→ ACTIVITY
Copy each line containing "this" from the listing below.

→ RECORDS SUPPLIED
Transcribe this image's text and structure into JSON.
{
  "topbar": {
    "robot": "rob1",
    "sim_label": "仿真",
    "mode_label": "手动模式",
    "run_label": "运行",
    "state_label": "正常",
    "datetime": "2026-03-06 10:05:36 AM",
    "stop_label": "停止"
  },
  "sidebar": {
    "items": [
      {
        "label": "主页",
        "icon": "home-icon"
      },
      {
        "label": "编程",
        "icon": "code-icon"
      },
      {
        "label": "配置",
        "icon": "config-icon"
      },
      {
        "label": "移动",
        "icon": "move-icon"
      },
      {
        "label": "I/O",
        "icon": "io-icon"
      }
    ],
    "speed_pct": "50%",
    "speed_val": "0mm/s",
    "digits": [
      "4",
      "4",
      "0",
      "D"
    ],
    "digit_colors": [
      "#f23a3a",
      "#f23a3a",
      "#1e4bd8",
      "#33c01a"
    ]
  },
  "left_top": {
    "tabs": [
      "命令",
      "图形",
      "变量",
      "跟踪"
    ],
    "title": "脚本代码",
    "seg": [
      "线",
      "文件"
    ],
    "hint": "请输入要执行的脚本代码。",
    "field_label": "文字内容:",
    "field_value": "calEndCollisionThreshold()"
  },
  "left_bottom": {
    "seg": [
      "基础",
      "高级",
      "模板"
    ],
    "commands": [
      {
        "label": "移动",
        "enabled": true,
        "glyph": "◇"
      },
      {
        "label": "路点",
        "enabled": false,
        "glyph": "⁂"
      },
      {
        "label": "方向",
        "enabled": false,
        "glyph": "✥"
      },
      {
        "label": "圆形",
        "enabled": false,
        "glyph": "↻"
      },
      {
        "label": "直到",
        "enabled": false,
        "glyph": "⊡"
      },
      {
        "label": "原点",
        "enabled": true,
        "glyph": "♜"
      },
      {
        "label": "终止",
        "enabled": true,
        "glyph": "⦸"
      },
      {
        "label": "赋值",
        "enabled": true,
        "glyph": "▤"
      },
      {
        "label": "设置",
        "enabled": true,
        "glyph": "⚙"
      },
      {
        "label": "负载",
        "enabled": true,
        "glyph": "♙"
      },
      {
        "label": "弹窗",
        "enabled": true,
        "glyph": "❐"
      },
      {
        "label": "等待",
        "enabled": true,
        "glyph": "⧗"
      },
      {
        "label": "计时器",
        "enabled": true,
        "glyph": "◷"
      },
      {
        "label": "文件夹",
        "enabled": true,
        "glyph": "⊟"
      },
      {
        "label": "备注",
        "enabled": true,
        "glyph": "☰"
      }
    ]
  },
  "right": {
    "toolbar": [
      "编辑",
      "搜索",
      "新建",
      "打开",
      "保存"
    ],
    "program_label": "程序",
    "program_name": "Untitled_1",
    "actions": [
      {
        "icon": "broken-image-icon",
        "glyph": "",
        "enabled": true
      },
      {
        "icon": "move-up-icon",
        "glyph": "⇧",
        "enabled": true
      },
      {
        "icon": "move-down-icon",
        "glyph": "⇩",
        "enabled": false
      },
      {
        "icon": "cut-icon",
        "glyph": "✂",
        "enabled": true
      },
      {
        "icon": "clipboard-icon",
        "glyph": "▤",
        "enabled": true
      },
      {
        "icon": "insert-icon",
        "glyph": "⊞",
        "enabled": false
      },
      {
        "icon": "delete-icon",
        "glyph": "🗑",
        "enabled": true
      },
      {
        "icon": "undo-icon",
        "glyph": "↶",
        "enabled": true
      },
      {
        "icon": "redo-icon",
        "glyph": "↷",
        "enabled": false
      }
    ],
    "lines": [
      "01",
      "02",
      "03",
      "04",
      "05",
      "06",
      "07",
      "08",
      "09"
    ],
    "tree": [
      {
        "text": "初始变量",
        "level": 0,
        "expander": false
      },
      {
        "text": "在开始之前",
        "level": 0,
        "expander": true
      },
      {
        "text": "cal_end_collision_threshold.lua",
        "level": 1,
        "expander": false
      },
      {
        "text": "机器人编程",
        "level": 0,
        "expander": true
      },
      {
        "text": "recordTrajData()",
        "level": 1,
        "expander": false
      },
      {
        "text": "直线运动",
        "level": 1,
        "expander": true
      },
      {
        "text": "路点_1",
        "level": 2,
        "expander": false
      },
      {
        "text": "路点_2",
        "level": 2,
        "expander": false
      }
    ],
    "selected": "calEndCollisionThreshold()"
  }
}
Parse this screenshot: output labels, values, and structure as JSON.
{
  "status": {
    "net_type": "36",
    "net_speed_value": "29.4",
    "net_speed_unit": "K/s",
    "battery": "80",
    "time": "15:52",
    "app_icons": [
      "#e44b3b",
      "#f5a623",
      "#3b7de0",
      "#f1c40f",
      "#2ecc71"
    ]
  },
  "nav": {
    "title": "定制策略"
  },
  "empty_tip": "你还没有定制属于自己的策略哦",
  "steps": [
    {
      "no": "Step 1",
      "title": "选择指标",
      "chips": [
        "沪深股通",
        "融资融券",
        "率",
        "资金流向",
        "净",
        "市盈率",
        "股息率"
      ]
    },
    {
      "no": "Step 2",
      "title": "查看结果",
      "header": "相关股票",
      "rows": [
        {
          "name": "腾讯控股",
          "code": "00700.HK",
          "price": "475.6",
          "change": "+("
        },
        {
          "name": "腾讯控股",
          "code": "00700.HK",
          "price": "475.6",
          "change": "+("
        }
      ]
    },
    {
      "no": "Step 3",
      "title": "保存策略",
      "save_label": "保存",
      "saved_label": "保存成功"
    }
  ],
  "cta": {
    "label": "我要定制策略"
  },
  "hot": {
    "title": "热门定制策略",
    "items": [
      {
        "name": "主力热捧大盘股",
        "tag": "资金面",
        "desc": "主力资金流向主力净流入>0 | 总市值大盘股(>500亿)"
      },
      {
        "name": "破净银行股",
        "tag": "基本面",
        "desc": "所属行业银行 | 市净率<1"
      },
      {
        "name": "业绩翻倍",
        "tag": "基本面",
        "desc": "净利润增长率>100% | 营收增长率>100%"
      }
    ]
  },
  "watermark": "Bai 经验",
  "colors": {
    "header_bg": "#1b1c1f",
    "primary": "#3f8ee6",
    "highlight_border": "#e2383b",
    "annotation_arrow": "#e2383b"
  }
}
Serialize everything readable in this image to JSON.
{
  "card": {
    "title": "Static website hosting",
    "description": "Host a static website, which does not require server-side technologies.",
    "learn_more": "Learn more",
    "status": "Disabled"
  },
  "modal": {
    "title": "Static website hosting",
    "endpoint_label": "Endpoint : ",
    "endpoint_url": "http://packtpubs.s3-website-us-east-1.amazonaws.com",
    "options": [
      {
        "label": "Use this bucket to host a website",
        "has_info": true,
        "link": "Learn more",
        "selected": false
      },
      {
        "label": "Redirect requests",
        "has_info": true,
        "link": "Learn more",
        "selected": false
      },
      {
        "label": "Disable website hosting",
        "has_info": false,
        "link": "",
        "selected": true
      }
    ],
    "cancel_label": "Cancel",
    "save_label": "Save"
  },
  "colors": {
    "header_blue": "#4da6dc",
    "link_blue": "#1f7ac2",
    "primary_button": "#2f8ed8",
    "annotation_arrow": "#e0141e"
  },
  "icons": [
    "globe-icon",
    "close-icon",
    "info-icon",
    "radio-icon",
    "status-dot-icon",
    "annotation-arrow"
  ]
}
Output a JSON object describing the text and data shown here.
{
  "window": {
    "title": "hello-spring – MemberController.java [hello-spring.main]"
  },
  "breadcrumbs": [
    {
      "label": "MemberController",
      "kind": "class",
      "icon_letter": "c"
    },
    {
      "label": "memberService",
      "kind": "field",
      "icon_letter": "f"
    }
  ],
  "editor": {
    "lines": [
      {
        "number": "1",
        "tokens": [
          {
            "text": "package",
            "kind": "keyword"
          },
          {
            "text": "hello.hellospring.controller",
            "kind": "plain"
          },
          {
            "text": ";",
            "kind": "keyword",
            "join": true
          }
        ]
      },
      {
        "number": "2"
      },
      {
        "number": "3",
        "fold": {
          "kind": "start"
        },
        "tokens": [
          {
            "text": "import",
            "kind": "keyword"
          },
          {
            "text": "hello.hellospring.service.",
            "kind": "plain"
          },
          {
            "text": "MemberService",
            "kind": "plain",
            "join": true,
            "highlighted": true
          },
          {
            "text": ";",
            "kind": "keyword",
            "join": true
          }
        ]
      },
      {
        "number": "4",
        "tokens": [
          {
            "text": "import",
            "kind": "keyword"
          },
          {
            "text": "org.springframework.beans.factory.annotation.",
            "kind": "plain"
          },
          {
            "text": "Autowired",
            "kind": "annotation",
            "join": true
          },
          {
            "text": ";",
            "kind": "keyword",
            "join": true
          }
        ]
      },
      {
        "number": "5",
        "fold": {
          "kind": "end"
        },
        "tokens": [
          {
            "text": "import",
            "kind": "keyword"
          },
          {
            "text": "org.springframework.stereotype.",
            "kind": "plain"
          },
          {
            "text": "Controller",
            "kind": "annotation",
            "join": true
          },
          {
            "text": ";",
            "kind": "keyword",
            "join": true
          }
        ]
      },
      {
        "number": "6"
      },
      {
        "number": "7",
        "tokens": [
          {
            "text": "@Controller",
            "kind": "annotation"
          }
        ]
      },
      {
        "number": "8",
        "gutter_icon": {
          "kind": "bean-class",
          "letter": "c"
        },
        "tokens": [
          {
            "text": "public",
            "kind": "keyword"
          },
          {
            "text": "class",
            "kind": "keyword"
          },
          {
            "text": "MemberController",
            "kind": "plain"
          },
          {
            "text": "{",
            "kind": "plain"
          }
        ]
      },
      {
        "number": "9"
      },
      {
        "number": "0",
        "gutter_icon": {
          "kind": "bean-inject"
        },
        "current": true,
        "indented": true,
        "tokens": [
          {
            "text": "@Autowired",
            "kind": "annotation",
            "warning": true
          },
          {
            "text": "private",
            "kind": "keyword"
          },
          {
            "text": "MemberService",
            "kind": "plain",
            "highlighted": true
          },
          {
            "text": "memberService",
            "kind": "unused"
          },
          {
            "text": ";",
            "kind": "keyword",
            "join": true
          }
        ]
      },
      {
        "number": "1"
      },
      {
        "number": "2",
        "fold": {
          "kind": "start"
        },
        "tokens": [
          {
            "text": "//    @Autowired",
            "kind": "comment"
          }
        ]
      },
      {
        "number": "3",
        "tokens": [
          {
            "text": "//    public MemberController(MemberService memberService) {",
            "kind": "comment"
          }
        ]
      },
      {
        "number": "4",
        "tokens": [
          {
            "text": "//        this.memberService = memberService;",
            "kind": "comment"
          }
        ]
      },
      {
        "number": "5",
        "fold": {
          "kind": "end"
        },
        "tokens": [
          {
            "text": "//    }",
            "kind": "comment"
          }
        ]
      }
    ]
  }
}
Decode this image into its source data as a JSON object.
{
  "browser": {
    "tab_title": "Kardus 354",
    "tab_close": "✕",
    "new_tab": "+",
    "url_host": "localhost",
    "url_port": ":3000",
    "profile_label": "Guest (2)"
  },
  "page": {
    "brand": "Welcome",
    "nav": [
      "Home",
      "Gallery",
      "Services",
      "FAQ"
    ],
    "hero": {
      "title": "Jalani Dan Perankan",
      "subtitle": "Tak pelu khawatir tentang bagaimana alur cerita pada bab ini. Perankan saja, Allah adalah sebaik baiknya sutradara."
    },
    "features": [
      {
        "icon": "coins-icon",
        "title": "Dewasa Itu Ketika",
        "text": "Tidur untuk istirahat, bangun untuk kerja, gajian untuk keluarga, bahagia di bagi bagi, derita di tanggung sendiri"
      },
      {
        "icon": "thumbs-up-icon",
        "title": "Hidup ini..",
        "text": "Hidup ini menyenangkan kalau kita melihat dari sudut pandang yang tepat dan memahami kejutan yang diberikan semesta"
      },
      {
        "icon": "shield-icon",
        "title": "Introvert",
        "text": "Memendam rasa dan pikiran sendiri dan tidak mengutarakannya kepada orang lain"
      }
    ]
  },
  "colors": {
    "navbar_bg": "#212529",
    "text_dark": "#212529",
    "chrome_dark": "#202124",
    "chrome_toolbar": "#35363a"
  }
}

→ TASK OUTPUT
Transcribe this image's text and structure into JSON.
Parse this screenshot: output labels, values, and structure as JSON.
Serialize everything readable in this image to JSON.
        "label": "Use this bucket to host a website",
            "text": "//        this.memberService = memberService;",
Decode this image into its source data as a JSON object.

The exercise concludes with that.